Evolving Business Model

It is a known fact that a good portion of the revenue that publications make comes from advertisement.

While advertisement and journalism may appear side by side to the audience, there is a distinct separation between the two realms of communication. “For many, many there was a tall wall between advertising and news departments”, says Carlson.

The internet has converted that wall into a fence.

Advertisers see the internet has a huge advantage to them. Multimedia publications are just as dependent on advertisements.

The internet provides multiple ways to incorporate stories with certain types of advertisement. (See example below) To go this route, however, is a “slippery slope”, says Carlson.

“I think anything that is advertising or marketing related should be clearly labeled as that.”

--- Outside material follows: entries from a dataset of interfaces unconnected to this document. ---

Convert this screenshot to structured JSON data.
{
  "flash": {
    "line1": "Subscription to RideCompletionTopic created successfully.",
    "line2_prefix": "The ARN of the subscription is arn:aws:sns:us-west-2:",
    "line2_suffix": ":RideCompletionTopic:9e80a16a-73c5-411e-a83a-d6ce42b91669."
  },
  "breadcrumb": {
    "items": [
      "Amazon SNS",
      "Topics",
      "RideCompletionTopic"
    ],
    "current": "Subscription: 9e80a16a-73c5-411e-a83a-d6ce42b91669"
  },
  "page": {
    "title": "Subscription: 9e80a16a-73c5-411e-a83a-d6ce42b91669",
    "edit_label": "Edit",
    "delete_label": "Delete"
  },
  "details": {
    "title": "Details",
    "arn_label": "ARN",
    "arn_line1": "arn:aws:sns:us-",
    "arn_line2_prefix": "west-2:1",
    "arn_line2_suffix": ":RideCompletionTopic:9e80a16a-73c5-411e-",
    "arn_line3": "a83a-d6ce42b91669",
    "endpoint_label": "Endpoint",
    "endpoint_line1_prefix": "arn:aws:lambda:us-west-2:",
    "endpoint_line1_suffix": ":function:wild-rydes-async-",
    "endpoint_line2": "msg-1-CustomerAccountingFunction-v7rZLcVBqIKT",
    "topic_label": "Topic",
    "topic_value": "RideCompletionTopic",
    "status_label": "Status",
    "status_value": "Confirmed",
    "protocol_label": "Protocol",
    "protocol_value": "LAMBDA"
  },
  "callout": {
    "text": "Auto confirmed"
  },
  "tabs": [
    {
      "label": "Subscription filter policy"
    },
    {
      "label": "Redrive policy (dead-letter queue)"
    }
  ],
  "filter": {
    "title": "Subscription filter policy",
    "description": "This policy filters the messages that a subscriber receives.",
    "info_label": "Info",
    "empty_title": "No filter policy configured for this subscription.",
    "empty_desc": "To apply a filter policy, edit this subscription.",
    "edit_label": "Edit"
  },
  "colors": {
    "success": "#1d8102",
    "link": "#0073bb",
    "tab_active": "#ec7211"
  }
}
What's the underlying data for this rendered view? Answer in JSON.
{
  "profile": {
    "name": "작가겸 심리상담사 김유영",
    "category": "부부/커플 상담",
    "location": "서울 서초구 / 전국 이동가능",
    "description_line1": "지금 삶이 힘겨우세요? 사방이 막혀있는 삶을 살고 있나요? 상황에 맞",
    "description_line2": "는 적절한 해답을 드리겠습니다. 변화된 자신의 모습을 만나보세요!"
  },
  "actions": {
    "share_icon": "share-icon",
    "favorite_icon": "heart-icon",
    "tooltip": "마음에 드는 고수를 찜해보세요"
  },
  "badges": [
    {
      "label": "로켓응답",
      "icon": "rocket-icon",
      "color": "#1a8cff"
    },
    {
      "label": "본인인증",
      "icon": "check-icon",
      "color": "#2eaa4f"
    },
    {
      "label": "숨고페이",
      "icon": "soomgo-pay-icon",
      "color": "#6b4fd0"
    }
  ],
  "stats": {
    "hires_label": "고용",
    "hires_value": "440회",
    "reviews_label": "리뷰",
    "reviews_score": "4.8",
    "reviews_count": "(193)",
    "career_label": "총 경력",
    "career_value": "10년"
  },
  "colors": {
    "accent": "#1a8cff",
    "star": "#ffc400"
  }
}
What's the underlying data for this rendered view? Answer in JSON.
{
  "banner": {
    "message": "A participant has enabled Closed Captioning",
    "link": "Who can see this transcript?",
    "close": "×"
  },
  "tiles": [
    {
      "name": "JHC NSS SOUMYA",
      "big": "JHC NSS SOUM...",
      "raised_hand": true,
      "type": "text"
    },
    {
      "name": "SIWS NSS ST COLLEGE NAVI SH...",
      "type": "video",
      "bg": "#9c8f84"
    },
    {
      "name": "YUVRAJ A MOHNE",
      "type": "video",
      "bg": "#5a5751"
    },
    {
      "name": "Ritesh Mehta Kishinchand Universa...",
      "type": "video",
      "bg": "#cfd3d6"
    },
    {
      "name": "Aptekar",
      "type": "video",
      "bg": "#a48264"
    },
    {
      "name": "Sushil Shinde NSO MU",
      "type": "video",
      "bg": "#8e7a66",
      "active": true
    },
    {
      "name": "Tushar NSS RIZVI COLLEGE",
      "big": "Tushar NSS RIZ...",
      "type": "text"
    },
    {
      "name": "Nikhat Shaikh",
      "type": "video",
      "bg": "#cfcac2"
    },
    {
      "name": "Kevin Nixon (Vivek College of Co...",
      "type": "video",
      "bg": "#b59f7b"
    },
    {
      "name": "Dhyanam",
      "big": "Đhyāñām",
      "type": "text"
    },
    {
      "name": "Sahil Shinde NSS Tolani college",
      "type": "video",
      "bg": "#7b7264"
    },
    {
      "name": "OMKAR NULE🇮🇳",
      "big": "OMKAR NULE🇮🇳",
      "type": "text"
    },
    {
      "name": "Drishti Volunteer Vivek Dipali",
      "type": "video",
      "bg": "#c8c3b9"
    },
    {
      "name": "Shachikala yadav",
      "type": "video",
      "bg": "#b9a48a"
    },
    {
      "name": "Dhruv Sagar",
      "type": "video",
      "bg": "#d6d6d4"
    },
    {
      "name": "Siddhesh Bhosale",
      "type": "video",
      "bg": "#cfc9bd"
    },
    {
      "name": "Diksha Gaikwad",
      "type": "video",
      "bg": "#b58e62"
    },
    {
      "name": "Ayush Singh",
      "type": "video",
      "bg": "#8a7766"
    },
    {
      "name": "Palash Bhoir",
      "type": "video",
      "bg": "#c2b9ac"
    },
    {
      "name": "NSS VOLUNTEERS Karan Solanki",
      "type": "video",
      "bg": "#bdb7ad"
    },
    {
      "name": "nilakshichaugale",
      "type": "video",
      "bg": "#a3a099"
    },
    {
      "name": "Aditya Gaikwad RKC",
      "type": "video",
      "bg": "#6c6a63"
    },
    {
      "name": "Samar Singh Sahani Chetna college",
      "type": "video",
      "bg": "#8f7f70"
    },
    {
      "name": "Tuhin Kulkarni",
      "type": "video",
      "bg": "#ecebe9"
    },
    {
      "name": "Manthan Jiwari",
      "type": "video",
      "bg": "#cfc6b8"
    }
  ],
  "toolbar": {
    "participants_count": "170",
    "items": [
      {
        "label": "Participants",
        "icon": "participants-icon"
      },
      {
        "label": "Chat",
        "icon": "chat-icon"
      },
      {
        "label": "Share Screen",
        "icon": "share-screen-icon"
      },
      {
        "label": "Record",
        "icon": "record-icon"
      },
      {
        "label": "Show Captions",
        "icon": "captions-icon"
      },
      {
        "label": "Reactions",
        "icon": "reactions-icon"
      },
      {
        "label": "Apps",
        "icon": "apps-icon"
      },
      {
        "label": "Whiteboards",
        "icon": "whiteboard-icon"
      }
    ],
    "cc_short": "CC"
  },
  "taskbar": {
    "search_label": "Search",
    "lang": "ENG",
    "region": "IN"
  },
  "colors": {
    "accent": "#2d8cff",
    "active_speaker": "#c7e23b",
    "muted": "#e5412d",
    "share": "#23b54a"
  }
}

The important thing to remember is journalism going hand in hand with advertisement can lead to faulty credibility.


The Black Dahlia and LA 										    Times

The Black Dahlia, a Universal Picture, came out theaters in 2006. Set in the 1940s, the movie is based off a series of unsolved murders in the Los Angeles area. The LA Times covered the actual murders in the late 1940s. As promotion for the movie, Universal approached the LA Times to set up a site that would be dedicated to the archives of the Black Dahlia by the LA Times, and show its relation to the movie, as well as, provide a link to the movie's site. The link above is a link to the website. Overall the website is a risk to the ethics of journalism. The brick wall between advertisement and journalism is becoming a fence. What do you think?

* This example was given at McBride's lecture at the University of Florida, January 2008.